■ Directions for this task: Check each line of the records below and collect those holding "icon".

[Excerpts from an interface dataset]
_ _ _ _ _

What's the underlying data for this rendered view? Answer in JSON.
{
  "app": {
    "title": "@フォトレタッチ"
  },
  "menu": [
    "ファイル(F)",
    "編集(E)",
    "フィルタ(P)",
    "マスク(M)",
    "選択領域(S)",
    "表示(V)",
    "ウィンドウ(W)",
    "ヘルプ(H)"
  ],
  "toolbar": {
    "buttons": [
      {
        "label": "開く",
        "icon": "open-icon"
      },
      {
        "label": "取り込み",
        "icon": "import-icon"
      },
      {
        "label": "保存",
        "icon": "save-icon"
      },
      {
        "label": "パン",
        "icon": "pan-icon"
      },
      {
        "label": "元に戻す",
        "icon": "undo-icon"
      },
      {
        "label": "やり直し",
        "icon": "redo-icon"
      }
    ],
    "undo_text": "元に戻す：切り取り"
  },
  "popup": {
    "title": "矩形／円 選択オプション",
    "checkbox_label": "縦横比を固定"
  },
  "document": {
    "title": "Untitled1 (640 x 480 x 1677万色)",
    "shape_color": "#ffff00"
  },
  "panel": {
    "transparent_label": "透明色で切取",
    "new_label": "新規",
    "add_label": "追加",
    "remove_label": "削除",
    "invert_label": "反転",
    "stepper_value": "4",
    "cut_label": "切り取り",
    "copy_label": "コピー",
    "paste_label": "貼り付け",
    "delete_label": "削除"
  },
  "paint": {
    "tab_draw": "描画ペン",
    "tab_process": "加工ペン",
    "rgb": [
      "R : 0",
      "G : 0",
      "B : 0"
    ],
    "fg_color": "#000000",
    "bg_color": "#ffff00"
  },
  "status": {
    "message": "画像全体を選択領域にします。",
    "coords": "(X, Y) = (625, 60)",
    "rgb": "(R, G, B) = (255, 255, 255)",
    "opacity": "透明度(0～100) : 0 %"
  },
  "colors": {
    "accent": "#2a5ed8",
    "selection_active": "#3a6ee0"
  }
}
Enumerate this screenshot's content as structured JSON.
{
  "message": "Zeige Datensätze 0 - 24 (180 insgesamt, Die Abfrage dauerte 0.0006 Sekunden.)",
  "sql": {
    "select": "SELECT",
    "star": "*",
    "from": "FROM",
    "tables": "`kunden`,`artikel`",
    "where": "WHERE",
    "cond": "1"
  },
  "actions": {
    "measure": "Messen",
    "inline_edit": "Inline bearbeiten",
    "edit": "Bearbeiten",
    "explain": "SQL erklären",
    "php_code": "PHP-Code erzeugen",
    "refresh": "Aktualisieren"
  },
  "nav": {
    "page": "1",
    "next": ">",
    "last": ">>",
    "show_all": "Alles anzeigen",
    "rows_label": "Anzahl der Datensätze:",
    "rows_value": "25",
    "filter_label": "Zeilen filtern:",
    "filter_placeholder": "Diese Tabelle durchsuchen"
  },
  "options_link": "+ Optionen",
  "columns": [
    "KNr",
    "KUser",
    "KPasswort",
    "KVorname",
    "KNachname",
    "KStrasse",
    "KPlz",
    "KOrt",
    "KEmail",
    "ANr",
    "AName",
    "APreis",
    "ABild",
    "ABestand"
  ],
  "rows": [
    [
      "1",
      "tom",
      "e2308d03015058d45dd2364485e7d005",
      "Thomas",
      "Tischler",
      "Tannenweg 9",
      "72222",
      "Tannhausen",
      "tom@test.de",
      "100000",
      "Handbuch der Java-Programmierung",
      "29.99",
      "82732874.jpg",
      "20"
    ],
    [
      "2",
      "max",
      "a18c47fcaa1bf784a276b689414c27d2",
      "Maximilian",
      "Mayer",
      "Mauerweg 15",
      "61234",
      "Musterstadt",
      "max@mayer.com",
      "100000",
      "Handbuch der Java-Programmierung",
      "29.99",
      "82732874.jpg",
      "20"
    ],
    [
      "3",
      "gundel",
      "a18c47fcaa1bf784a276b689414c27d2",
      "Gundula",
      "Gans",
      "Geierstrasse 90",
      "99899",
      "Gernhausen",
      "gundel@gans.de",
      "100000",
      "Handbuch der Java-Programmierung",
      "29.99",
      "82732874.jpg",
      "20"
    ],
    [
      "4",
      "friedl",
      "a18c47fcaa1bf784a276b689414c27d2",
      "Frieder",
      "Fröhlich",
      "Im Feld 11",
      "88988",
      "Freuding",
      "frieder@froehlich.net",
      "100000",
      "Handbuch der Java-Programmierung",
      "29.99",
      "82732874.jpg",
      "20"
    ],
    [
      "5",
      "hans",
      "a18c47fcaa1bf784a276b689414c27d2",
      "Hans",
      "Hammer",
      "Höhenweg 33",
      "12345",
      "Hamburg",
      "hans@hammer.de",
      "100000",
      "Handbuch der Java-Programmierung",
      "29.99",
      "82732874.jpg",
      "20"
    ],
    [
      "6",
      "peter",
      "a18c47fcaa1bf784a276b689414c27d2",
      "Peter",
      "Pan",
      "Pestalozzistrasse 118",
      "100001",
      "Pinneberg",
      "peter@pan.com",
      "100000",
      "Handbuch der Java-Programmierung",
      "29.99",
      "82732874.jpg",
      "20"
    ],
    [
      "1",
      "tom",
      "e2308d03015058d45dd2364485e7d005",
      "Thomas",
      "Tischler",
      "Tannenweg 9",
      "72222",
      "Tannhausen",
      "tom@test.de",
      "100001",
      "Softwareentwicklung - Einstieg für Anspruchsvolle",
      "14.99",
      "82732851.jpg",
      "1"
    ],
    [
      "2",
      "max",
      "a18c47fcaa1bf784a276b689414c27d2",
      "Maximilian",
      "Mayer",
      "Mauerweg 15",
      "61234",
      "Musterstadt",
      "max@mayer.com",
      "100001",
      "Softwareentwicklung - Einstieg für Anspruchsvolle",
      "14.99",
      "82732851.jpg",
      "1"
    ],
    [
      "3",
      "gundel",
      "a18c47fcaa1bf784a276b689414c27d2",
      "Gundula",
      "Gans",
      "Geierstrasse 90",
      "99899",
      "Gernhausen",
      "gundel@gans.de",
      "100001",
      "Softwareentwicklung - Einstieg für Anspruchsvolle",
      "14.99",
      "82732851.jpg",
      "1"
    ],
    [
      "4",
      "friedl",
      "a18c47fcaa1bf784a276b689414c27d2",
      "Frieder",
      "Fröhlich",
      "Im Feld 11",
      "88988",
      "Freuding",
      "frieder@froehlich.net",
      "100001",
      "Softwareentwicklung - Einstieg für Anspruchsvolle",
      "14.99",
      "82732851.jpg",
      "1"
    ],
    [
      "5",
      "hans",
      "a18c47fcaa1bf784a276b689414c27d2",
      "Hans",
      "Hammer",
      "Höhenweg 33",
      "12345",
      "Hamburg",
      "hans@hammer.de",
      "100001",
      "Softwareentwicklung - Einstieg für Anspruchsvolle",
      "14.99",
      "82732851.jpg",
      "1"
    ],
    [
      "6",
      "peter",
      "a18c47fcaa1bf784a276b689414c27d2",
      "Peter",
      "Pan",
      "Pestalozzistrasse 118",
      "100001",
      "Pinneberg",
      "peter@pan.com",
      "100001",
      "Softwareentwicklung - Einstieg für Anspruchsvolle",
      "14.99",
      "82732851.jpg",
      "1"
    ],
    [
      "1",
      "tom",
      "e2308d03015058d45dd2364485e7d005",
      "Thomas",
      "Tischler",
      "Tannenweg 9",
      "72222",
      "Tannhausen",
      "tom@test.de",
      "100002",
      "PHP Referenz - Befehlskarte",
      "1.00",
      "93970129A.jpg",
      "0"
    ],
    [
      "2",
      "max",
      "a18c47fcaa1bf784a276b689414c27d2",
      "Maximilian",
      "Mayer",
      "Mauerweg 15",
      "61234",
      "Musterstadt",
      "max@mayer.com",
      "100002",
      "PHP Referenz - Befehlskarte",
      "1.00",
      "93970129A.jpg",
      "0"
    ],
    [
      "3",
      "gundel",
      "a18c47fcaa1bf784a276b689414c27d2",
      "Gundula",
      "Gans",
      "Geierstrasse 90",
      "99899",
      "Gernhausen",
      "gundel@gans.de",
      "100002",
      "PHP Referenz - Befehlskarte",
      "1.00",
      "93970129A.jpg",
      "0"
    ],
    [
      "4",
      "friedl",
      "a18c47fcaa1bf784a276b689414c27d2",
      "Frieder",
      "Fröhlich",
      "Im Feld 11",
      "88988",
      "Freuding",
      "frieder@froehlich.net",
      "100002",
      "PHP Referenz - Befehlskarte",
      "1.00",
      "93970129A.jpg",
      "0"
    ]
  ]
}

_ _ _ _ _

■ Task output:
        "icon": "open-icon"
        "icon": "import-icon"
        "icon": "save-icon"
        "icon": "pan-icon"
        "icon": "undo-icon"
        "icon": "redo-icon"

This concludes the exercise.